6. What are the benefits of having a life and will completely consecrated to God? See Psalm 40:8; James 1:25, Revelation 22:14

Discussion of the question should bring out that some of the benefits are that we will be completely satisfied (Psalm 40:8), we will have God’s blessing (James 1:25), and we will obtain eternal life (Revelation 22:14).

Broaden the discussion by encouraging your students to suggest other benefits. Some thoughts that might be suggested are:

• God will have free access to use us for His glory

• We will have a clear conscience

• God will work things out for good in our lives

• We will get past spiritual roadblocks

• God’s Spirit can flow freely through us

• We enjoy an intimate relationship with God

• We will have God’s direction in details


What is Satan’s perspective of a life that is absolutely surrendered to God?

Satan knows that total commitment to Christ means NO commitment to him, so a war will take place. Sometimes we experience this conflict when we are attempting to draw nearer to God, or make a specific consecration. It can be a real battle!

What are some of the arguments Satan might use to try to dissuade us from making a consecration?

Some of the enemy’s arguments might include:

• It is not necessary.

• No one else is doing it.

• Everyone will think you are crazy, or radical, or holier-than-thou.

• This is just your own idea, not God’s.

• Think about it tomorrow . . . or next week . . . at camp meeting . . . after you are married, etc.

What will attack or tear down our consecrations?

Consecrations can be torn down by getting lax in our spiritual lives; ignoring a check of the Spirit; closely associating with those who might not have the same goals/desires, etc.

Sometimes when we are making consecrations, the devil tries to overwhelm us by telling us that the Lord is asking us to do all the things we are scared to do. How can we defeat the threats of the devil when we are seeking to draw closer to God?

We can rest in the promise that God will not ask anything of us unless there is a good reason.

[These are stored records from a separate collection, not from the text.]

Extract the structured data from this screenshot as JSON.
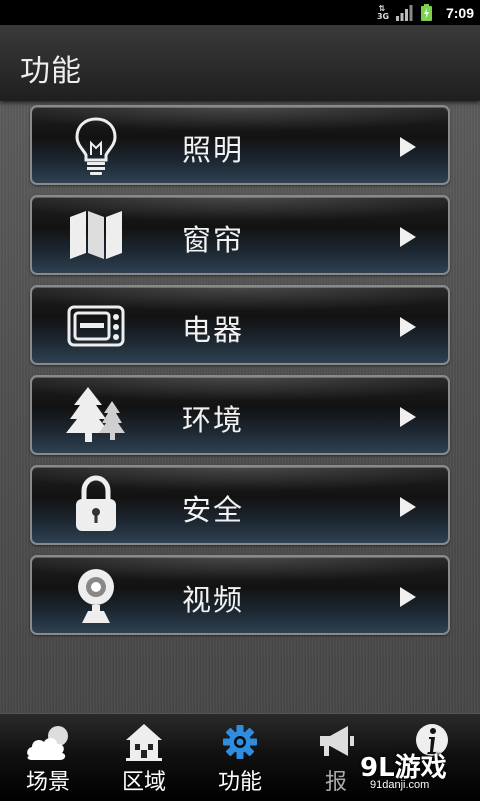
{
  "status_bar": {
    "network": "3G",
    "time": "7:09"
  },
  "title_bar": {
    "title": "功能"
  },
  "menu": {
    "items": [
      {
        "label": "照明",
        "icon": "lightbulb-icon"
      },
      {
        "label": "窗帘",
        "icon": "map-icon"
      },
      {
        "label": "电器",
        "icon": "microwave-icon"
      },
      {
        "label": "环境",
        "icon": "trees-icon"
      },
      {
        "label": "安全",
        "icon": "padlock-icon"
      },
      {
        "label": "视频",
        "icon": "webcam-icon"
      }
    ]
  },
  "tab_bar": {
    "tabs": [
      {
        "label": "场景",
        "icon": "cloud-icon"
      },
      {
        "label": "区域",
        "icon": "house-icon"
      },
      {
        "label": "功能",
        "icon": "gear-icon",
        "active": true
      },
      {
        "label": "报",
        "icon": "megaphone-icon"
      },
      {
        "label": "",
        "icon": "info-icon"
      }
    ]
  },
  "watermark": {
    "main": "9L游戏",
    "sub": "91danji.com"
  },
  "colors": {
    "active_tab_icon": "#2f8de0",
    "menu_border": "#8a8a8a"
  }
}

Consequently, there will be no need to be scared of consecrating to do anything for the Lord. If we are not scared to obey the Lord, the devil will have no place to threaten us.

When we are sanctified, God removes our sinful nature and our motives are purely to please God. Why, then, does pleasing God still require a degree of personal discipline? For example, consider the discipline necessary to consistently do our daily devotions, witness to others, seek deeper experiences, etc.

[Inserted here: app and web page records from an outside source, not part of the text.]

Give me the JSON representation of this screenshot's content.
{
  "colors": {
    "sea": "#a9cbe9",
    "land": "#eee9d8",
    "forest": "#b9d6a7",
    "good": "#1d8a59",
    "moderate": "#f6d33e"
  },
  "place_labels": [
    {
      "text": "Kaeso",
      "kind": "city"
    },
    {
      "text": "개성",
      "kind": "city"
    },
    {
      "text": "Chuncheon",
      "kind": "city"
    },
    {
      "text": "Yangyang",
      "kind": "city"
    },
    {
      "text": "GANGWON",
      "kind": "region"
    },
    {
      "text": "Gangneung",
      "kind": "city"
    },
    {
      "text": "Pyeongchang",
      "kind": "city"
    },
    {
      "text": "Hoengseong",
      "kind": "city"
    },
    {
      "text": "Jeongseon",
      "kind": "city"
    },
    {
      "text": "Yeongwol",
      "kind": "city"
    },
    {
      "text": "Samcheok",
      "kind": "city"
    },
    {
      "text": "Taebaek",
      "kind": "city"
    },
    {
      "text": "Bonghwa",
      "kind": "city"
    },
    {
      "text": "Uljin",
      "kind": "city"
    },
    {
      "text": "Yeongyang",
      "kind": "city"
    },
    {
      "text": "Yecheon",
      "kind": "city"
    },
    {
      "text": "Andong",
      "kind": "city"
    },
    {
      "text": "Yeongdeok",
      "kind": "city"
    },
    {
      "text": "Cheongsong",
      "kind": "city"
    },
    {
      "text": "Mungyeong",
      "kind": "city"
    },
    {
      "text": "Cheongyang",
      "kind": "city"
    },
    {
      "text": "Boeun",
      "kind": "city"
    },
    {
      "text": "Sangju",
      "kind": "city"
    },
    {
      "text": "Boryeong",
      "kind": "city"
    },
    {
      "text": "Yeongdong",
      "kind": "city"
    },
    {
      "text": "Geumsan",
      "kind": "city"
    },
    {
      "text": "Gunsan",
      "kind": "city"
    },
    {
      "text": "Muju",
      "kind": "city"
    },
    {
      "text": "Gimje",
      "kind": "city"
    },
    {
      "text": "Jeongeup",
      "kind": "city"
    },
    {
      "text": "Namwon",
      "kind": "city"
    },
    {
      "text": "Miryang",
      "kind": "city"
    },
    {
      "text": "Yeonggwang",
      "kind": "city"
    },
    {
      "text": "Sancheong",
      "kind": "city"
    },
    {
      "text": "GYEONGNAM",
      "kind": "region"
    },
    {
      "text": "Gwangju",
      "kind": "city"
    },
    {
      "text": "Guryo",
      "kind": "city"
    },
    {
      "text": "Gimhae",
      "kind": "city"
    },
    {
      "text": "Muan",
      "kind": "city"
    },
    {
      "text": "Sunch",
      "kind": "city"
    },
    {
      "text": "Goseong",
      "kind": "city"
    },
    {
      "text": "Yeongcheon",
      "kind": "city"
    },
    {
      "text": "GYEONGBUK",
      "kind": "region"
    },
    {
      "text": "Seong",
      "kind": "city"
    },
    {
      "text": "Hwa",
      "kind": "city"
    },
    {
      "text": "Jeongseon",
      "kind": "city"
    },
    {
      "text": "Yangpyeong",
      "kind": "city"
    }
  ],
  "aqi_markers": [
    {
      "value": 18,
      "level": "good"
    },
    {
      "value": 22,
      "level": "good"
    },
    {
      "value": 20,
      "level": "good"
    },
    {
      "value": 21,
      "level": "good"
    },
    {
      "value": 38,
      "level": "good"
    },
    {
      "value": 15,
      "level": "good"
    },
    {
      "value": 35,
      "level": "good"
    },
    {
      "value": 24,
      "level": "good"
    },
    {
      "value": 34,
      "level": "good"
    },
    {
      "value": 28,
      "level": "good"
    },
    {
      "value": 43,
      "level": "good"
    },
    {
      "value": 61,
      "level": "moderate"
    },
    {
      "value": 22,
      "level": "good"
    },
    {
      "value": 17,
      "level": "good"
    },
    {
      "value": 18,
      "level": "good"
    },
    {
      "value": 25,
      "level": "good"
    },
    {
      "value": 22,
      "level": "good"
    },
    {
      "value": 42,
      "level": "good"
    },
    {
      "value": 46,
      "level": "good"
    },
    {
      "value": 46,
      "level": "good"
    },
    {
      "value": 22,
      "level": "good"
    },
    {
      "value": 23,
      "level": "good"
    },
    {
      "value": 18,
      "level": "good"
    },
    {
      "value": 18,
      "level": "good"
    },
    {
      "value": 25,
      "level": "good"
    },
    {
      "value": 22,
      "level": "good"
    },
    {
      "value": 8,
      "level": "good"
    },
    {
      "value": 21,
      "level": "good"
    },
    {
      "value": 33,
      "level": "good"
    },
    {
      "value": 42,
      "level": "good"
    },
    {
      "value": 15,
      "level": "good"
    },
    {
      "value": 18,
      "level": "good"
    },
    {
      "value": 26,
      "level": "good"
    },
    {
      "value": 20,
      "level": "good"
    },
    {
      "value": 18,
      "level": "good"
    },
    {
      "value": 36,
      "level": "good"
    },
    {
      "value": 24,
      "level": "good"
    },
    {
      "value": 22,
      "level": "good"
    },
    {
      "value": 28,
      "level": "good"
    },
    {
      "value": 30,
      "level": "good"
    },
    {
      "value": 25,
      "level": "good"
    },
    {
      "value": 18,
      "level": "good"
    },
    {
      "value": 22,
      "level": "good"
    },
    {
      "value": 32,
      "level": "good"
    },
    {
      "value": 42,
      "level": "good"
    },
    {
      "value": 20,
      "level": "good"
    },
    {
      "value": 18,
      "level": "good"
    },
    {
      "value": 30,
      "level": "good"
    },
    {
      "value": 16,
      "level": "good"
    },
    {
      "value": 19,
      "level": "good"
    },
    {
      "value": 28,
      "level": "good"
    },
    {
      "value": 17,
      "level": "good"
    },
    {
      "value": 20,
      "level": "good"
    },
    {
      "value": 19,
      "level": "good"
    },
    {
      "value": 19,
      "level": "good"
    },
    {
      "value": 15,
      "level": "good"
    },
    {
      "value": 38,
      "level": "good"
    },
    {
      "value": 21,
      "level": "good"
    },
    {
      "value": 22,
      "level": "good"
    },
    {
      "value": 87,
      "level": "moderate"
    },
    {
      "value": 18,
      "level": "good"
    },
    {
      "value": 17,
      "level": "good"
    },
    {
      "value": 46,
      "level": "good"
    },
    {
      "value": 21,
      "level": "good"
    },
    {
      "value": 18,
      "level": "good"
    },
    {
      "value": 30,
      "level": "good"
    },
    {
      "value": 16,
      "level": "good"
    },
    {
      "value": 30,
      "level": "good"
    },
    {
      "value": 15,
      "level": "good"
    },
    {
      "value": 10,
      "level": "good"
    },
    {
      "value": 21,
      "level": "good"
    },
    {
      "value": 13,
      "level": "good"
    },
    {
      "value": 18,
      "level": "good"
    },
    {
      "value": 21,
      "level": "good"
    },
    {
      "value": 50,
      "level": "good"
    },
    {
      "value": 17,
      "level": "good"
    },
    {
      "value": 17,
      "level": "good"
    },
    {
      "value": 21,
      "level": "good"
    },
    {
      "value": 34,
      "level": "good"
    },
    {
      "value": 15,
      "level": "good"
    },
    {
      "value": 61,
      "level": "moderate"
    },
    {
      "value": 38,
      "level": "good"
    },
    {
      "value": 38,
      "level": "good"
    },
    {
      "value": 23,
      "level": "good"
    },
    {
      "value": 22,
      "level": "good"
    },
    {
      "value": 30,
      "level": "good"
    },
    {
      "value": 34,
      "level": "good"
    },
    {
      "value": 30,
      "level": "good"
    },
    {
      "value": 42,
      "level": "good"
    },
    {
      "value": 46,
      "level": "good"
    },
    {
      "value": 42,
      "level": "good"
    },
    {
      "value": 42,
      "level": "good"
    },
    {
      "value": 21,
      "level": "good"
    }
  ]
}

We need discipline to overcome our human nature, because the human nature is not eradicated when we are sanctified. Despite the pure heart that wants to obey God, our human nature still wants to sleep instead of do devotions, is scared of being embarrassed by testifying, is too lazy or overwhelmed to put effort into seeking God, etc. “The spirit indeed is willing, but the flesh is weak” (Matthew 26:41).

Should a Christian always have to know the reason God does what He does? Why or why not?

It is natural to desire an answer, but we will not always receive one. That is where faith comes in. The point should be made that although we may not understand an event or circumstance, if we are to gain rather than become embittered and confused over the lack of an explanation, we must choose to believe that the divine hand of God has permitted it. Acceptance can lead to spiritual growth instead of despair, to blessing instead of bitterness.

What attitudes or characteristics in our lives might make a full consecration of our wills to God difficult?

If we overly pamper ourselves in any area, it will become easier and easier to serve ourselves and more and more difficult to serve God. Diligence helps with the Christian walk, so carelessness, procrastination, etc., are harmful.

It might be beneficial to make two lists of attitudes and characteristics on the board under Helpful and Hindrance.

What is the opposite of surrender?

Resistance, pride, unyieldingness, defiance, rebellion. None of these attitudes should have any part in the life of a believer.

Give examples of Bible characters who displayed a surrendered spirit.

Some thoughts may include:

• Job—Job 1:21

• Mary—Luke 1:38

• Jesus—Matthew 26:39